That was 23 years after her book “Star Man’s Son,” better known as “Daybreak — 2250 A.D.,” appeared in print.
In 2003, Baen Books put the two short novels together into an omnibus titled “Darkness and Dawn.”
I give this bit of publishing history because I read “No Night Without Stars” from that omnibus and because “Daybreak — 2250 A.D.” was a seminal book in my reading life.
Both novels deal with a ravaged American landscape hundreds of years after an atomic war.
Indeed, “Daybreak,” published just seven years after Hiroshima, may have been the first science-fiction novel to mine this concept. (Many other writers have since taken up the subject in books and movies, such as “The Road” by Cormac McCarthy and the Mad Max films.)
In “Daybreak,” Fors is a mutant who, because of his silver hair and better eyesight, is viewed with fear by his clansmen. Overlooked yet again for full membership in his tribe, he flees his home village to search with his feline companion Lura for the lost city his father had been trying to find when he was slain in battle.
I initially read “Daybreak” around 1960 when I was 10. Fors’ feelings of being an outcast, a mutant and an outsider resonated deeply with my own pre-teen emotions and experiences. He goes out into the world to find not just his father’s lost city but even more to find himself. That resonated deeply with me.

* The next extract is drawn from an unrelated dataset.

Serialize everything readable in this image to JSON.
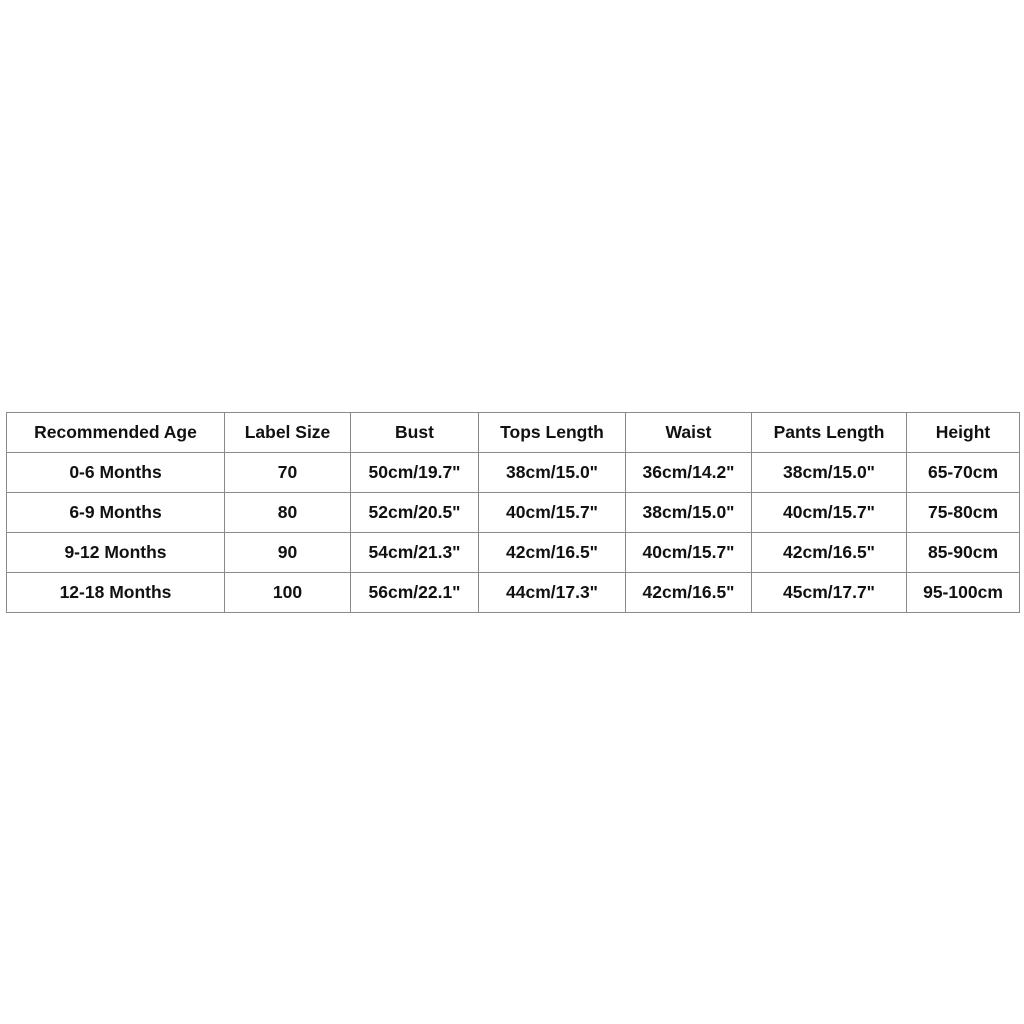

Like many of Andre Norton’s heroes, Fors had a strong, clear telepathic connection with Lura. I was never one for pets, but, as I look back, I suspect that, for me, my Lura was my ability to write, or maybe it was my desire to look deeply and broadly at life. Whatever it was, I knew I was different from other kids my age. (Of course, I suspect that all pre-teens and teens have the same feelings of being different.) I certainly felt that I was different.
Throughout her long career, Norton’s writing was constrained by her target audience — teenage boys. She wrote adventure stories set in the future. She wrote for publishers who imposed strict limits on their writers so as not to rile parents.
Hence, no sex, no romance.
“Daybreak” rises above its limitations. It’s not great art. Yet, there is a mythic quality to the search the Fors undertakes. There’s a simplicity in his efforts to face the world and to find his way, find himself. It is a kind of primitive art that, for me, then and now, was very powerful.
“No Night Without Stars” is a lesser work. I realize that my judgment is colored by the fact that I’ve read the book a half century after I first read “Daybreak” — read it with a half century’s more experience and insight, and understanding of a life’s journey.
Still, objectively, it seems a more muddied story.
Sander, like Fors, has lost his father, and he decides to leave his tribe because he’s been passed over. Sander is a metal smith, and he wants to learn the secrets of metal-working of the Before People.
He has a coyote-like sidekick Rhin, but, instead of traveling alone, he quickly joins forces with Fanyi, a shaman with her own cat-like companions. She seeks the deeper knowledge that her father had described before his death.
So we have two fatherless (and motherless) orphans in their late teens or early 20s, both with animal allies, both on a quest.
The story is told from Sander’s perspective, but, as it evolves, it becomes more about Fanyi’s quest. (In “Daybreak,” Fors does make a friend of another male searcher, Arskane, but the story remains tightly focused on Fors’ own search.)
Also, because they’re two young people, the absence of even thoughts of lust and/or love is glaring here.
In “Daylight,” there were humans on one side of the battle for the landscape, and, on the other side, there were the beast-things.
In “No Night Without Stars,” there are a variety of human, semi-human and non-human adversaries that Sander and Fanyi have to face. Norton allots only a few pages to each threat before she moves on to the next. The succession of threats becomes routine — and somewhat boring.
Still, “No Night Without Stars” is an enjoyable read. It just seems much weaker when packaged with what, for me, was the powerfully evocative story of “Daybreak.”
Patrick T. Reardon